|International Classification||B09B3/00, A61L11/00, B01J19/08|
|Cooperative Classification||B09B3/00, B09B3/0075, A61L11/00|
|European Classification||B09B3/00M, A61L11/00, B09B3/00|
|Aug 19, 2003||AS||Assignment|
Owner name: ENVIRONMENTAL WASTE INTERNATIONAL INC., CANADA
Free format text: ASSIGNMENT OF ASSIGNORS INTEREST;ASSIGNORS:KANTOR, STEVEN L.;GRIFFIN, MICHAEL;RUGINETS, ROMAN;AND OTHERS;REEL/FRAME:014439/0072;SIGNING DATES FROM 20030411 TO 20030724
|Oct 20, 2011||FPAY||Fee payment|
Year of fee payment: 4
|Dec 4, 2015||REMI||Maintenance fee reminder mailed|
|Apr 22, 2016||LAPS||Lapse for failure to pay maintenance fees|

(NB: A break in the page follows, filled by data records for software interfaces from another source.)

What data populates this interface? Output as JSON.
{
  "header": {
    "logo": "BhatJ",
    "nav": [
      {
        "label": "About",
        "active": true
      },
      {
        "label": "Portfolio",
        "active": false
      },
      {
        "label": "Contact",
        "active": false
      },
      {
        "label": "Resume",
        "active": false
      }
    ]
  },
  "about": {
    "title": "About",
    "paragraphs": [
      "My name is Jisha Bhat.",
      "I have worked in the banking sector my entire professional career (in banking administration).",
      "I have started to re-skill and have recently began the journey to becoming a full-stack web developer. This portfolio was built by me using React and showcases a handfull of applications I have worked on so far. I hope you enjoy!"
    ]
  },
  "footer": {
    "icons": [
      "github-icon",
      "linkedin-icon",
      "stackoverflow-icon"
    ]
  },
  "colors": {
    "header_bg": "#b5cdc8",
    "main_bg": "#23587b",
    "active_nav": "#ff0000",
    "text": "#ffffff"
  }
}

|Jun 14, 2016||FP||Expired due to failure to pay maintenance fee|
Effective date: 20160422